  • Evaluate the relevance of different approaches to analyzing the novella Heart of Darkness and debate the novel as a view of a racist o imperialist
  • Analyze Marlow ‘s views of Congo as a character; Analyze the meaning of the title ; Analyze the symbolic meaning of Kurtz
  • Compare Orwell’s work with Conrad’s in the sense of colonization- how effectively does each author describe the colonization?  How different are their approaches to the social issue?
  • Compare Blake and Gaskell’s attitude toward an ever-growing industrialized world
  • Identify the connections between the war effect described in Owen’s poems and that of O’Brian’s novel.
  • Identify the similar tone and theme conveyed in ‘The Wasteland” and end Game.
  • Identify major characteristics of the” theater of the absurd” and modern poetry.
  • Write a well-supported essay( in class) based on an open-ended essay prompt (from a previous AP Lit Exam) relating to one of the themes of Heart of Darkness.

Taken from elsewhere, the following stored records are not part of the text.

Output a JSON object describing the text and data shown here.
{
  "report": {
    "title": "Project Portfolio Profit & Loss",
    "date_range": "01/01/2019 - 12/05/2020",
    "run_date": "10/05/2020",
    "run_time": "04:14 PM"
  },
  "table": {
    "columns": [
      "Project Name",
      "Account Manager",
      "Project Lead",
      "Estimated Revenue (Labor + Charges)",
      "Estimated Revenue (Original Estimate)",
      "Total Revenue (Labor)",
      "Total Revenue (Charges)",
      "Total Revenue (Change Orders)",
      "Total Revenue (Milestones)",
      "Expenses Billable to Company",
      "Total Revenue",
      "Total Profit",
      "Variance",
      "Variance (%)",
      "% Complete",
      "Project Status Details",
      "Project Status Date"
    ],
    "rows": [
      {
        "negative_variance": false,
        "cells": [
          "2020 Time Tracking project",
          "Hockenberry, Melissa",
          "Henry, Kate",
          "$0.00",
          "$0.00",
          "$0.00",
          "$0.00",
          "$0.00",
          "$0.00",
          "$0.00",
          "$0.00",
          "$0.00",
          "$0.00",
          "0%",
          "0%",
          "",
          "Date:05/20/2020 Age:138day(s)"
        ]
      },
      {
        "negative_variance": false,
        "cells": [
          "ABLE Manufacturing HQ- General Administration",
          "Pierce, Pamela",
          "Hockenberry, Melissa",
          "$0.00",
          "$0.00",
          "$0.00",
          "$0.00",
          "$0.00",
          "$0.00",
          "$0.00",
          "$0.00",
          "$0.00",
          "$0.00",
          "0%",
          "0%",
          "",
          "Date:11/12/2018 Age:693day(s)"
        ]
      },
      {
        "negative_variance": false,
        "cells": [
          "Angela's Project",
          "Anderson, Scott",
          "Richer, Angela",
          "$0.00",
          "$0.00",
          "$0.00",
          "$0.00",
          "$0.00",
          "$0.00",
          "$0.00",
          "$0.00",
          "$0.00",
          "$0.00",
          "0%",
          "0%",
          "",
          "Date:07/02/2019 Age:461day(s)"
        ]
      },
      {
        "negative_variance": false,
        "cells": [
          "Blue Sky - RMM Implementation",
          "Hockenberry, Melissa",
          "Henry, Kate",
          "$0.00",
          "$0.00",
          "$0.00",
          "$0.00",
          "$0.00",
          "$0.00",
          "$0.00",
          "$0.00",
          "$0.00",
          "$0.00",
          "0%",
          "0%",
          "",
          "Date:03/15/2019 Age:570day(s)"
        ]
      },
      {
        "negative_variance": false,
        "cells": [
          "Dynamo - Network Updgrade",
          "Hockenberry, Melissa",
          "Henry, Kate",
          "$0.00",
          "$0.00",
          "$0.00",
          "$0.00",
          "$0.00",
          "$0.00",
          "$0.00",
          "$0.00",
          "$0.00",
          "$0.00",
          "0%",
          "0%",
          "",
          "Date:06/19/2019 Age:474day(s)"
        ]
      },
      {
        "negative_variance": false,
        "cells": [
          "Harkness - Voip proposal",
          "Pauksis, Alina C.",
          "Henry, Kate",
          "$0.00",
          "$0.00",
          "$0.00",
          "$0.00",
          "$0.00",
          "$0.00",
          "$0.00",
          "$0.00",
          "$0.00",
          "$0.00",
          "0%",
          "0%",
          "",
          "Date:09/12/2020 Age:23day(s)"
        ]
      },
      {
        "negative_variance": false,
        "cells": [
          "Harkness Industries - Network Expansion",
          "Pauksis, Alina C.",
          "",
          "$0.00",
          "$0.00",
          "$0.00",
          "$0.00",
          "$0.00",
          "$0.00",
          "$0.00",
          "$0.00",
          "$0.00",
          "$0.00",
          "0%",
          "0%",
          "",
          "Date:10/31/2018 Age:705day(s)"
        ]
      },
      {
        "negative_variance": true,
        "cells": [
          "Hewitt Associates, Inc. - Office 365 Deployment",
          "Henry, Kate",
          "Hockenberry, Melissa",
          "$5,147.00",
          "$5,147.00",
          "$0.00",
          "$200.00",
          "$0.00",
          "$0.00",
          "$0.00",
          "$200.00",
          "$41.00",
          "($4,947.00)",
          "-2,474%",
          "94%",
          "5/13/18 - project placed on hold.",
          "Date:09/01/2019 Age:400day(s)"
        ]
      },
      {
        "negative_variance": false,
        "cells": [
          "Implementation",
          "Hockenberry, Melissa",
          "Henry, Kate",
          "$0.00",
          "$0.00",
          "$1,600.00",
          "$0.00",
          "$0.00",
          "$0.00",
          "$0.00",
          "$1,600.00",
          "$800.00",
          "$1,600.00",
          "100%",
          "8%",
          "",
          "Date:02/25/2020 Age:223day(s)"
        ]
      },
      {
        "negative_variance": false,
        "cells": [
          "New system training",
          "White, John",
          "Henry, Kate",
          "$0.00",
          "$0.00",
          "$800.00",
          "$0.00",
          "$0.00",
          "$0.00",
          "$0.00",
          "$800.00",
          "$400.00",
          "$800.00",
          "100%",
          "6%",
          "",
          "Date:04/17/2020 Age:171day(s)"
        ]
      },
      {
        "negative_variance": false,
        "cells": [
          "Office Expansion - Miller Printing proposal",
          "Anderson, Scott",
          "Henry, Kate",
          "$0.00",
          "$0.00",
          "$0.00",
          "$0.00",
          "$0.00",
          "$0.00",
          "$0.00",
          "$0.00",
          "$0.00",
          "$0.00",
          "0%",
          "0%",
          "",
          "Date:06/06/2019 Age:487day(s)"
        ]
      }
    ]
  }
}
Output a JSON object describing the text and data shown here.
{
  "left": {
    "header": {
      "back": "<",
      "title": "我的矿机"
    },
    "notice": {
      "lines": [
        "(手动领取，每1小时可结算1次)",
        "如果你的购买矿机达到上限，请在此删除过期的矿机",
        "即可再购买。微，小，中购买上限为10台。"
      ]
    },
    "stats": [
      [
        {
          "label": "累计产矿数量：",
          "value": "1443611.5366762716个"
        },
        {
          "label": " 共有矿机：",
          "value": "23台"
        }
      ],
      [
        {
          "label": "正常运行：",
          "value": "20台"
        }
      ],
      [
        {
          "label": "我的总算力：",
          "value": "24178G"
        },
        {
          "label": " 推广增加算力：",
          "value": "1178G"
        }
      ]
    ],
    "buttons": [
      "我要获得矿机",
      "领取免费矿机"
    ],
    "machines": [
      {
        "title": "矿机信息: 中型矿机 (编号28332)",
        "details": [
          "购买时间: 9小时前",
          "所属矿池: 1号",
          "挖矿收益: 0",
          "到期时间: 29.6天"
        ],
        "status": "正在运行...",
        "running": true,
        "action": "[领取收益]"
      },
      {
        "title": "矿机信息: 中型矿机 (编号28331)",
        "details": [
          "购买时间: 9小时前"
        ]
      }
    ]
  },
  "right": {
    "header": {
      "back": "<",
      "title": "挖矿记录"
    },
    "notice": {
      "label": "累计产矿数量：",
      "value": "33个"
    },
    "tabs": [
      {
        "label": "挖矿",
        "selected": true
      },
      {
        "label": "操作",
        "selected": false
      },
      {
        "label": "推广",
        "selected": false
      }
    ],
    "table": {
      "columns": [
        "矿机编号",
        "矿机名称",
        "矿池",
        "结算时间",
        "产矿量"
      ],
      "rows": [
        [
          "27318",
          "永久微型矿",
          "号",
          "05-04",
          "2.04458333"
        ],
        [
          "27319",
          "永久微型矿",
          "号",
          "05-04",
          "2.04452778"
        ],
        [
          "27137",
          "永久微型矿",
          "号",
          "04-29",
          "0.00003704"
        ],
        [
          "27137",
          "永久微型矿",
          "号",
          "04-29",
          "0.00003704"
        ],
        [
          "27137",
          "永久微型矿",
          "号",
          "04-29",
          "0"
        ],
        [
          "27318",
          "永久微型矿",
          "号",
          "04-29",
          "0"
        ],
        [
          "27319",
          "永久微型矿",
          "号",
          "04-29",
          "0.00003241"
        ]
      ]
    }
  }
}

  • Eight Informal passage-based responses
  • Character analysis ( individual and group)
  • Theme comparison
  • Timed writing ( Open-Ended essay prompt)

Evaluation Criteria:

  • Teacher-created rubric for informal responses and character analysis
  • College Board AP Essay rubric for in-class time essay

Unit 5: Suffering and Triumph

Time Frame: March 2014-May 5, 2014

Texts: Piano Lesson by August Wilson, Atonement by Ian McEwan, “A Rose for Emily” & Sound and Fury by William Falkner, Krapp’s Last Tape by Samuel Beckett.


Students will demonstrate the ability to:

  • Understand the works’ complexity- structure, diction,  theme, voice, character development and historical contexts
  • Identify the effect of literary  artistry
  • Recognize the anachronism used in the narrative
  • Identify  traditional characterization and point of view and their modern variations
  • Identify effective use of literary elements or techniques  such as character development, plot, structure, and symbolism etc. in untraditional ways
  • Understand the complexity and absurdism of a modern literary work
  • Recognize the relationship between modern art theories of 20th century and  their influence on literature
  • Write an essay to analyze a passage ( an excerpt from one of the works listed)- AP Prose analysis essay


  • Dialectical journals ( informal)
  • Reading quizzes
  • Five Micro-essays ( analysis on the  effective use of literary techniques in a passage)
  • Two in-class essays ( open-ended prompt and an excerpt from one of the works of this unit)

Evaluation Criteria:

  • Teacher-created rubric for informal assessments
  • College Board AP Lit Essay rubric ( prose analysis)


  • Practice Multiple-Choice format and types of questions
  • Discuss essay prompts

 *Every student in the AP class will be programed to take the AP Literature and Composition Exam.